There was something similar in Luke, chapter 19:47-48. Mark said that the chief priests and the Scribes heard about this incident in the Temple (καὶ ἤκουσαν οἱ ἀρχιερεῖς καὶ οἱ γραμματεῖς). Thus, they kept seeking or looking for a way to destroy or kill Jesus (καὶ ἐζήτουν πῶς αὐτὸν ἀπολέσωσιν). This may have been the immediate event that caused the Jerusalem elders to be suspicious of Jesus. However, they were afraid of Jesus (ἐφοβοῦντο γὰρ αὐτόν), because the whole crowd (πᾶς γὰρ ὁ ὄχλος) was spellbound or astonished (ἐξεπλήσσετο) by his teaching (πὶ τῇ διδαχῇ αὐτοῦ). The plot thickens.

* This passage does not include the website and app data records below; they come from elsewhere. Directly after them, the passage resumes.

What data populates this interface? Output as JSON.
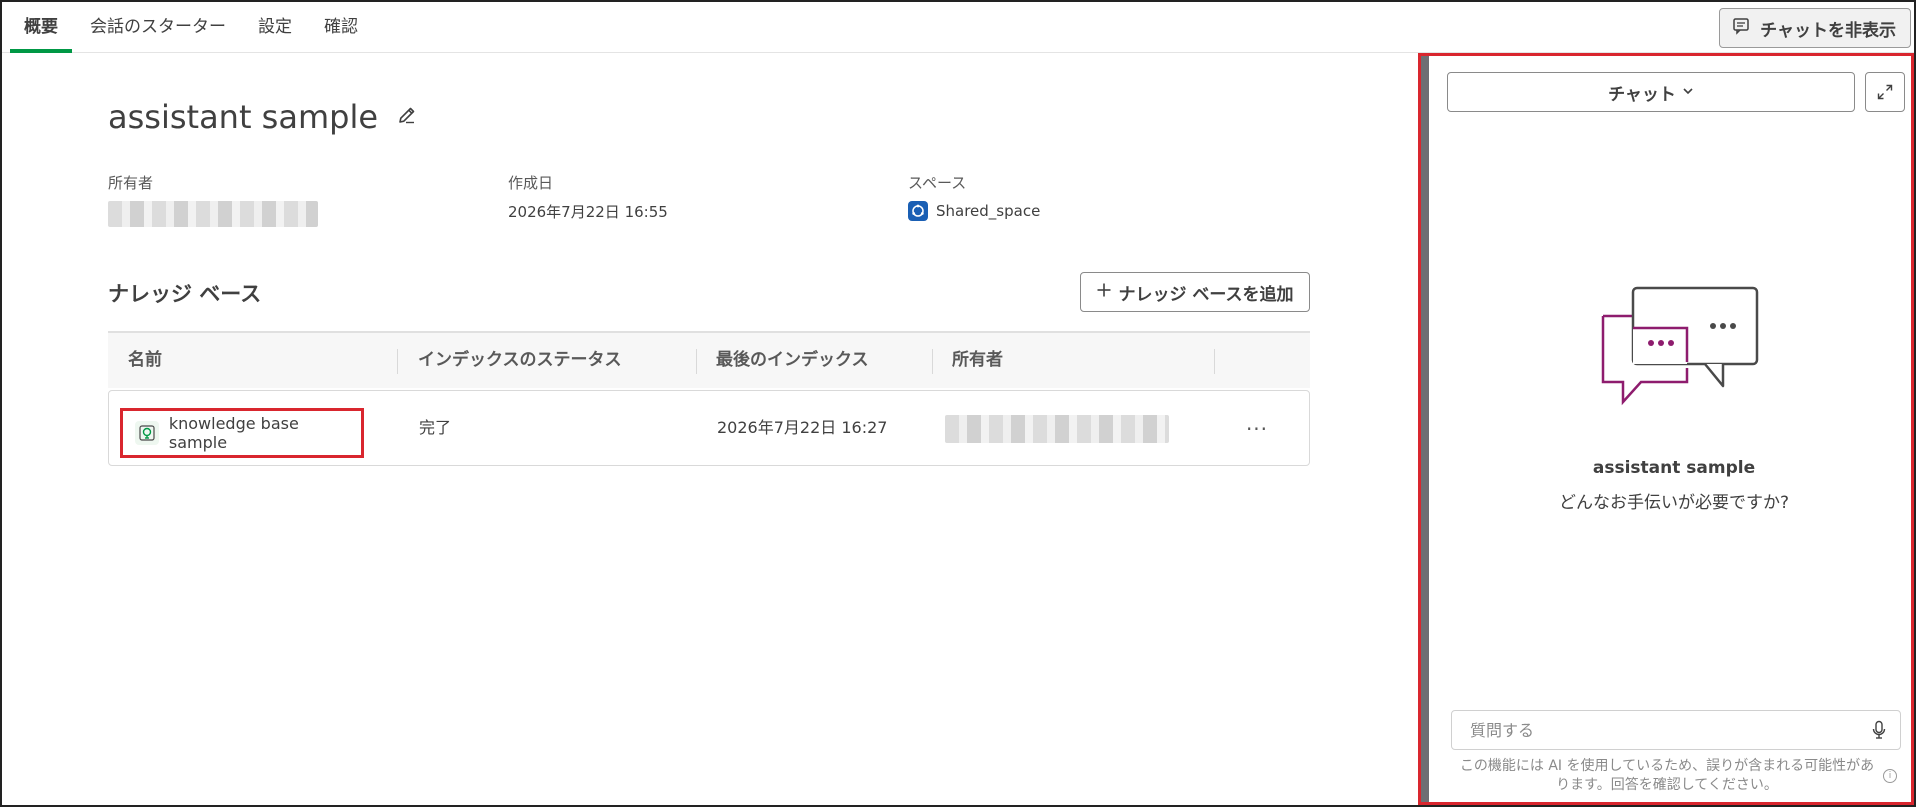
{
  "tabs": [
    {
      "label": "概要",
      "active": true
    },
    {
      "label": "会話のスターター",
      "active": false
    },
    {
      "label": "設定",
      "active": false
    },
    {
      "label": "確認",
      "active": false
    }
  ],
  "header": {
    "hide_chat_label": "チャットを非表示"
  },
  "assistant": {
    "title": "assistant sample",
    "owner_label": "所有者",
    "created_label": "作成日",
    "created_value": "2026年7月22日 16:55",
    "space_label": "スペース",
    "space_value": "Shared_space"
  },
  "knowledge_base": {
    "heading": "ナレッジ ベース",
    "add_button_label": "ナレッジ ベースを追加",
    "columns": [
      "名前",
      "インデックスのステータス",
      "最後のインデックス",
      "所有者"
    ],
    "rows": [
      {
        "name": "knowledge base sample",
        "status": "完了",
        "last_indexed": "2026年7月22日 16:27"
      }
    ]
  },
  "chat": {
    "mode_label": "チャット",
    "assistant_name": "assistant sample",
    "prompt": "どんなお手伝いが必要ですか?",
    "input_placeholder": "質問する",
    "disclaimer": "この機能には AI を使用しているため、誤りが含まれる可能性があります。回答を確認してください。"
  },
  "colors": {
    "accent_green": "#009845",
    "highlight_red": "#d9262e",
    "space_blue": "#1a5fb4",
    "illustration_magenta": "#8e1c6e"
  }
}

This incident about the man seeking eternal can be found in Matthew, chapter 19:16, and Luke, chapter 18:18, but slightly different. Mark has Jesus setting out on a journey (Καὶ ἐκπορευομένου αὐτοῦ εἰς ὁδὸν), when a man, not a ruler as in Luke, came running up to Jesus (προσδραμὼν εἷς). He knelt down before Jesus (καὶ γονυπετήσας αὐτὸν). He then questioned Jesus (ἐπηρώτα αὐτόν), calling him a good teacher (Διδάσκαλε ἀγαθέ), not just a teacher as in Matthew. He wanted to know what he had to do (τί ποιήσω) to inherit, possess, or acquire eternal life (ἵνα ζωὴν αἰώνιον κληρονομήσω). This person wanted to know about his own personal eternal salvation, while the normal Jewish attitude would have been to talk about how they could all be saved.

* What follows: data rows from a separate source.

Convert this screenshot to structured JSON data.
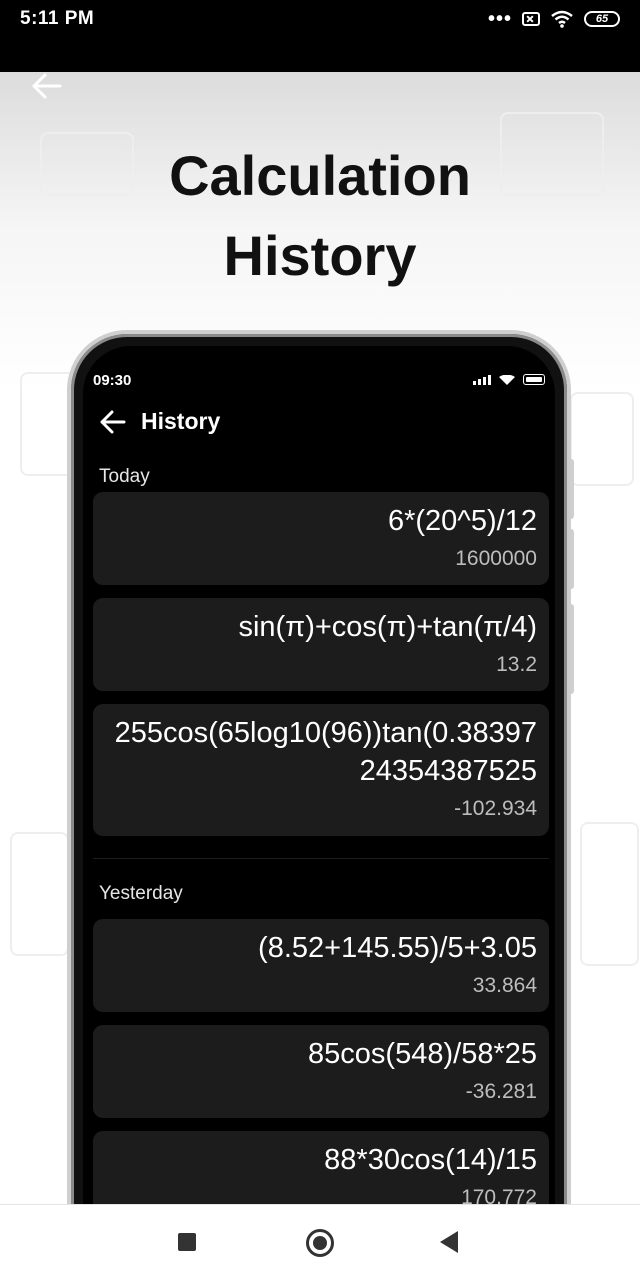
{
  "status_bar": {
    "time": "5:11 PM",
    "icons": [
      "more-dots-icon",
      "notification-box-icon",
      "wifi-icon",
      "battery-icon"
    ],
    "battery": "65"
  },
  "promo": {
    "back_icon": "arrow-left-icon",
    "headline_line1": "Calculation",
    "headline_line2": "History"
  },
  "device": {
    "time": "09:30",
    "header_title": "History",
    "sections": [
      {
        "label": "Today",
        "items": [
          {
            "expression": "6*(20^5)/12",
            "result": "1600000"
          },
          {
            "expression": "sin(π)+cos(π)+tan(π/4)",
            "result": "13.2"
          },
          {
            "expression": "255cos(65log10(96))tan(0.3839724354387525",
            "result": "-102.934"
          }
        ]
      },
      {
        "label": "Yesterday",
        "items": [
          {
            "expression": "(8.52+145.55)/5+3.05",
            "result": "33.864"
          },
          {
            "expression": "85cos(548)/58*25",
            "result": "-36.281"
          },
          {
            "expression": "88*30cos(14)/15",
            "result": "170.772"
          }
        ]
      }
    ]
  },
  "nav_bar": {
    "icons": [
      "recents-square-icon",
      "home-circle-icon",
      "back-triangle-icon"
    ]
  },
  "colors": {
    "screen_bg": "#000000",
    "card_bg": "#1c1c1c",
    "result_text": "#bdbdbd"
  }
}
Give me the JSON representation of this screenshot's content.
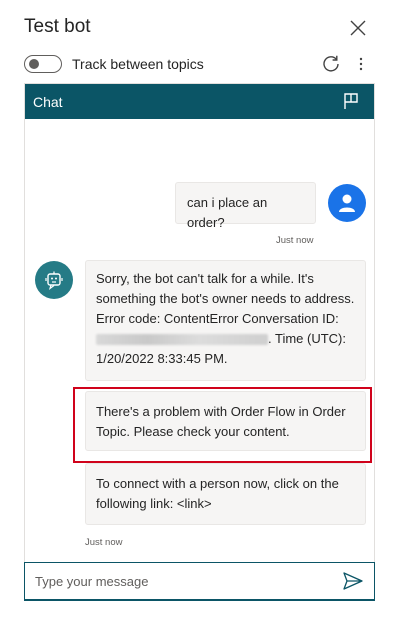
{
  "panel": {
    "title": "Test bot",
    "toggle_label": "Track between topics",
    "toggle_on": false
  },
  "chat": {
    "header_title": "Chat",
    "user_message": "can i place an order?",
    "user_timestamp": "Just now",
    "bot_message_1_part1": "Sorry, the bot can't talk for a while. It's something the bot's owner needs to address. Error code: ContentError  Conversation ID: ",
    "bot_message_1_part2": ". Time (UTC): 1/20/2022 8:33:45 PM.",
    "bot_message_2": "There's a problem with Order Flow in Order Topic. Please check your content.",
    "bot_message_3": "To connect with a person now, click on the following link: <link>",
    "bot_timestamp": "Just now"
  },
  "composer": {
    "placeholder": "Type your message"
  },
  "colors": {
    "header_bg": "#0b5566",
    "user_avatar": "#1a73e8",
    "bot_avatar": "#257b86",
    "highlight": "#d0021b"
  },
  "icons": [
    "close-icon",
    "refresh-icon",
    "more-vertical-icon",
    "flag-icon",
    "person-icon",
    "bot-icon",
    "send-icon"
  ]
}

This seeking of signs was common among the gospel writers, in Luke, chapter 11:16, and especially in Matthew, chapters 12:38 and 16:1-4. The Pharisees wanted a sign. There was no mention of the Scribes here, as in Matthew. These Pharisees were a political party, a social movement, and a religious school of thought that became the basis for later Rabbinic Judaism. They had they own expert explanations of Jewish law that sometimes appeared to be hypocritical or arrogant, with the letter of the law above its spirit. They had a form of Judaism that extended beyond the Temple. The Pharisees in the New Testament, often engaged in discussion and disputes with Jesus and his disciples, as here. Mark said that some of these Pharisees came to Jesus (Καὶ ἐξῆλθον οἱ Φαρισαῖοι). They began to argue, dispute, or discuss with Jesus (καὶ ἤρξαντο συνζητεῖν αὐτῷ). They asked him to show them a sign from heaven or a heavenly validation of his work (ζητοῦντες παρ’ αὐτοῦ σημεῖον ἀπὸ τοῦ οὐρανοῦ). They wanted to test or tempt Jesus (πειράζοντες αὐτόν). Heavenly signs had been common among the prophets to prove their authenticity.
There is something similar in Luke, chapter 4:42, but there it was a crowd of people with no mention of Simon. Mark said that Simon was with some of his companions or fellow disciples (Σίμων καὶ οἱ μετ’ αὐτοῦ) who were hunting or following after or looking for Jesus (καὶ κατεδίωξεν αὐτὸν). When they found him (καὶ εὗρον αὐτὸν), they said to him (καὶ λέγουσιν αὐτῷ) that everyone was seeking, searching, or looking for him. Jesus could not be alone.